In the records that follow, find each line with the word "Interest" and copy it.

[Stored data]
****************************************
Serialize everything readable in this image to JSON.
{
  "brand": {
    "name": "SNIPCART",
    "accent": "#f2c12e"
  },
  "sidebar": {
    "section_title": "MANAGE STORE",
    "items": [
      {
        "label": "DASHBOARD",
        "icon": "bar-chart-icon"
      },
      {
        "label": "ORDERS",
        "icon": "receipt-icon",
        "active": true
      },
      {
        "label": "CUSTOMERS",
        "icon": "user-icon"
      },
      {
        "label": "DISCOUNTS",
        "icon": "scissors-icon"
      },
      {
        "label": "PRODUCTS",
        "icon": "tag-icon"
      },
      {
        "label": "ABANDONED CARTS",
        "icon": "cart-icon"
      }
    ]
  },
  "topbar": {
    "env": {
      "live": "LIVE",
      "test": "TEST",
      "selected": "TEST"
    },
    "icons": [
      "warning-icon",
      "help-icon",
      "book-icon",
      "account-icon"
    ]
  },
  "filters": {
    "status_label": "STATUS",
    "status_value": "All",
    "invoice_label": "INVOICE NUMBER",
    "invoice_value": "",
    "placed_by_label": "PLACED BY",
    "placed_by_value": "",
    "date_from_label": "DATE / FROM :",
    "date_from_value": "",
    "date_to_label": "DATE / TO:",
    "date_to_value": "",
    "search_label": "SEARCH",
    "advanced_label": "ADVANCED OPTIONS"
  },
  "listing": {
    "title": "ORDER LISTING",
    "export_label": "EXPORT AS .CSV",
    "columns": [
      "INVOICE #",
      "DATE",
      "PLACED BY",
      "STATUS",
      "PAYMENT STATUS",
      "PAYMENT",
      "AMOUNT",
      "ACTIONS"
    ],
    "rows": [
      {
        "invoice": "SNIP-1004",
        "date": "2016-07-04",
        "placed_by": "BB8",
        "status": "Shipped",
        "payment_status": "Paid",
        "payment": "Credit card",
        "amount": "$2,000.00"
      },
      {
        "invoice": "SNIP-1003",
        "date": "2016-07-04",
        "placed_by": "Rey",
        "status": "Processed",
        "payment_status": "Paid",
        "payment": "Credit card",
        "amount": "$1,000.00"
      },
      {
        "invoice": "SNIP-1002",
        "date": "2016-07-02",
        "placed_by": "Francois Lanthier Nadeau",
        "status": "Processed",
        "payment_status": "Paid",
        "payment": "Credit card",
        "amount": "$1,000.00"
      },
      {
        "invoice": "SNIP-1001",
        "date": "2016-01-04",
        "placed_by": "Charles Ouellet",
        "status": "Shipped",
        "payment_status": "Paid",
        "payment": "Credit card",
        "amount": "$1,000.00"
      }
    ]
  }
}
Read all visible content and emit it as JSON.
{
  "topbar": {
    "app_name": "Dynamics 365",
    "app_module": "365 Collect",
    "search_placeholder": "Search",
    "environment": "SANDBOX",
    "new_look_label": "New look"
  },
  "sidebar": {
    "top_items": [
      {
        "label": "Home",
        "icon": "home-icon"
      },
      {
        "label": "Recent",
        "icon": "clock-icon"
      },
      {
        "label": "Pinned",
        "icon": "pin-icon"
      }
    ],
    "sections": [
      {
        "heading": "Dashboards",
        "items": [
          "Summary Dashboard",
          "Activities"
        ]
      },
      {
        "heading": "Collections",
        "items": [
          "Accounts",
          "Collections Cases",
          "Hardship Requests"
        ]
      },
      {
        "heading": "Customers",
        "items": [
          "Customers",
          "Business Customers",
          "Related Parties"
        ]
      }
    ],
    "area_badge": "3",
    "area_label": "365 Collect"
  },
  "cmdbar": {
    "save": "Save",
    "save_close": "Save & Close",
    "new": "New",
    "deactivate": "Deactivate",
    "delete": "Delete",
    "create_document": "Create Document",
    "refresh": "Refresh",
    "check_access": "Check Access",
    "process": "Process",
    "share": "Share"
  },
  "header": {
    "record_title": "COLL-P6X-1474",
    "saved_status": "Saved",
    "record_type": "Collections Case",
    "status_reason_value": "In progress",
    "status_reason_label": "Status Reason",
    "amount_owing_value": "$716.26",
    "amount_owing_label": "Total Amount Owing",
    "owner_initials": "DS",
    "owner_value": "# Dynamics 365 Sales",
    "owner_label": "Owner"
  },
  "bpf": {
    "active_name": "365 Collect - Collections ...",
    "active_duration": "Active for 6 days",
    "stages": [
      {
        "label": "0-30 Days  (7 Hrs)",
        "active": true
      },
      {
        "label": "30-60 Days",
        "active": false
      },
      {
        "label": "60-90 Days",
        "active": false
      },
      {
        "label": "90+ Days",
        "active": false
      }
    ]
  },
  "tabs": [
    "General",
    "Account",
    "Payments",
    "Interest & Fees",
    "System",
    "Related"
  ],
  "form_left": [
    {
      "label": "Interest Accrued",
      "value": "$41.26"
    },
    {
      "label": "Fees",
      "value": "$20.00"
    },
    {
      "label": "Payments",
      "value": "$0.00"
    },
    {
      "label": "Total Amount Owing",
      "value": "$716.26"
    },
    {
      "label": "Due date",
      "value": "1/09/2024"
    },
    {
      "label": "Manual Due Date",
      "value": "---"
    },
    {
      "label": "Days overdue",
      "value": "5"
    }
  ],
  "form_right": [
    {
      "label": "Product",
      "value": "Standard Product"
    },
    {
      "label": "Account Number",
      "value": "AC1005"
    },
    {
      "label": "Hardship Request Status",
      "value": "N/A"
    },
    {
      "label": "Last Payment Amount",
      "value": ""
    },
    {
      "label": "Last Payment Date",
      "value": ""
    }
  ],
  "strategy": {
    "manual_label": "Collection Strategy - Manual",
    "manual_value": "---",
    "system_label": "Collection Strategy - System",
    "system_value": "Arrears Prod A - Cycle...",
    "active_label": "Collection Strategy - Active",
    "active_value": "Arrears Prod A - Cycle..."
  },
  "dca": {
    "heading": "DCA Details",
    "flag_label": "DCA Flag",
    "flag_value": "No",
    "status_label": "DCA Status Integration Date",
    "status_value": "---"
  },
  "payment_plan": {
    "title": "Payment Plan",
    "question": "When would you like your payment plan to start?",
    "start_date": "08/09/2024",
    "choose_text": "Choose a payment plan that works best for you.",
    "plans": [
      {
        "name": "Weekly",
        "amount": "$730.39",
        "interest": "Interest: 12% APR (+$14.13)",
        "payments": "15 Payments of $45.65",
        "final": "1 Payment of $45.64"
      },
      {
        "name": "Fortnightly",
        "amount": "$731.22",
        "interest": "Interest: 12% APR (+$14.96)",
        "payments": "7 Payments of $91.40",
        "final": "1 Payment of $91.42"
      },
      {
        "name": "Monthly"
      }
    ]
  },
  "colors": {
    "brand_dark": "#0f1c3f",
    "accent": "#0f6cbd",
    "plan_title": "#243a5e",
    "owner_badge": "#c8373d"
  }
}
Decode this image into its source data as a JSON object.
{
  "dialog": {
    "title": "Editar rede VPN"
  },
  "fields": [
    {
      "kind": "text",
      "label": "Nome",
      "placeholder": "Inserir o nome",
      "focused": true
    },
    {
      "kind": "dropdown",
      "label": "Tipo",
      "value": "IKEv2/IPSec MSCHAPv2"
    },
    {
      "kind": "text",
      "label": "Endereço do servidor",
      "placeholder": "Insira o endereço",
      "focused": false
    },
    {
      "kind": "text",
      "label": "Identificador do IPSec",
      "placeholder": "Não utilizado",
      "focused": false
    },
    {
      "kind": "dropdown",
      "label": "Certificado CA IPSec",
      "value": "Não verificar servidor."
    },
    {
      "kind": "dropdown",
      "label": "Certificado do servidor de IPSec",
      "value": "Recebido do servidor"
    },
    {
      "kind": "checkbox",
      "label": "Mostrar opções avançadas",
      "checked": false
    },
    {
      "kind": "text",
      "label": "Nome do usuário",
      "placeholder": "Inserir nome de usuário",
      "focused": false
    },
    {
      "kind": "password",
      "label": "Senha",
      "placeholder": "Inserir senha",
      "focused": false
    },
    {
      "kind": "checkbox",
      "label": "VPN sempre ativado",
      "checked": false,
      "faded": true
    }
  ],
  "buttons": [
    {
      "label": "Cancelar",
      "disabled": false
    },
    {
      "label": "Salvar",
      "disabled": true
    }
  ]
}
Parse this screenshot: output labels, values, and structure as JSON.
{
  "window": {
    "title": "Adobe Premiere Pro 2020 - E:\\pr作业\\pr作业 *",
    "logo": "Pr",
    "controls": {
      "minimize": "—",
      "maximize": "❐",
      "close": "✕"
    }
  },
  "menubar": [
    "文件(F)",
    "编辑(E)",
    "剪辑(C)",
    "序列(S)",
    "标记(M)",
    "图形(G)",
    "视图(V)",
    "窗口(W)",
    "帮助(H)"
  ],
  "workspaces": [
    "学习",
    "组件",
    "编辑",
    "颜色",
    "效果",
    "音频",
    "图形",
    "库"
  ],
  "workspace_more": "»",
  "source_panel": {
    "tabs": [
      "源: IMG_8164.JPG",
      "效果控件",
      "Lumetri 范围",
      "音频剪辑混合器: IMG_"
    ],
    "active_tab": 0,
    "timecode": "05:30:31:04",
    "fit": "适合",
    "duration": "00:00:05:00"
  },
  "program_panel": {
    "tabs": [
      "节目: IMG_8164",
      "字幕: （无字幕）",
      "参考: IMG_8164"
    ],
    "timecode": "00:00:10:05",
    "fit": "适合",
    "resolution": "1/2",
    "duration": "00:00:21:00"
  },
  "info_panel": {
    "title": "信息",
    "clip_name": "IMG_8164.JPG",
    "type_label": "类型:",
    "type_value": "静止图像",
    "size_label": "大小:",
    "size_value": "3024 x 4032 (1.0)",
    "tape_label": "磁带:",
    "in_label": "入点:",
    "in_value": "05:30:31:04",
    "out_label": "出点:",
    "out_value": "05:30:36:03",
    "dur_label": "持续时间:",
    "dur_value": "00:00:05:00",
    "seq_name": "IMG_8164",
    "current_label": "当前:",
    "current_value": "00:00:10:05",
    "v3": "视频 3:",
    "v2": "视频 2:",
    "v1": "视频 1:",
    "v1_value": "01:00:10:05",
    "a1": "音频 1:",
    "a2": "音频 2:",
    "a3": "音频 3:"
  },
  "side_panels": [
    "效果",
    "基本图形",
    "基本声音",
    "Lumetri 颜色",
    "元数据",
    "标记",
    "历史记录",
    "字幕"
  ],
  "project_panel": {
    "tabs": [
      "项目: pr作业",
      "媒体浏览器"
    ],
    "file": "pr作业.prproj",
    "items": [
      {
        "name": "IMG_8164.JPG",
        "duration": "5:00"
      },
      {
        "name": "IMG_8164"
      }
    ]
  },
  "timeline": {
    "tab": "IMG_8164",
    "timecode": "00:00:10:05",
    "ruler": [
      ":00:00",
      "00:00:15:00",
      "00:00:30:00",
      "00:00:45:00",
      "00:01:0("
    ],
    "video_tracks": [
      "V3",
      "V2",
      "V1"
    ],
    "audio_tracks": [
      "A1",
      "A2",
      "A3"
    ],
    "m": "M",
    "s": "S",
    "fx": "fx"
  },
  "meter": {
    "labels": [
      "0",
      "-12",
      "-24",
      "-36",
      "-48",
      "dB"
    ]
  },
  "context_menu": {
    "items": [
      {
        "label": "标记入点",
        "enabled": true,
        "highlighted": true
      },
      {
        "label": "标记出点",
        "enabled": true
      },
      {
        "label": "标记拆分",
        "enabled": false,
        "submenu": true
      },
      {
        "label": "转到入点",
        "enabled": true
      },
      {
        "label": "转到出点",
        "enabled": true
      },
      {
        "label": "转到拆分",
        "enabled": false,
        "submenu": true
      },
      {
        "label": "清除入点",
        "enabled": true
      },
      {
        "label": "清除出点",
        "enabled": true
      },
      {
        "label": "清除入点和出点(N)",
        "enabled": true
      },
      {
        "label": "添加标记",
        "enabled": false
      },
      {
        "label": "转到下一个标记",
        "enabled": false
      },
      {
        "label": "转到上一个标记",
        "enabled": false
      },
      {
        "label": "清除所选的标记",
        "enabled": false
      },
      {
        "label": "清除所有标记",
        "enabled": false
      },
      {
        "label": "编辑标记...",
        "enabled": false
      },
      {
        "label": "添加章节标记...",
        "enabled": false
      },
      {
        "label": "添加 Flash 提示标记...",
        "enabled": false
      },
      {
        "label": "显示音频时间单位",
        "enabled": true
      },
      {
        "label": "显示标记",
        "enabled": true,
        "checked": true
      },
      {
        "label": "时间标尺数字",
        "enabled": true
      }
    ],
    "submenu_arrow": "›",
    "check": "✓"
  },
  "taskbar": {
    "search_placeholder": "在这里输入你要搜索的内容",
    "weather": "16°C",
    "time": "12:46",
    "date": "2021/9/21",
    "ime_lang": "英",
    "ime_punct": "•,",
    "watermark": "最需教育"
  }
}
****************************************
Answer to the exercise –
    "Interest & Fees",
      "label": "Interest Accrued",
        "interest": "Interest: 12% APR (+$14.13)",
        "interest": "Interest: 12% APR (+$14.96)",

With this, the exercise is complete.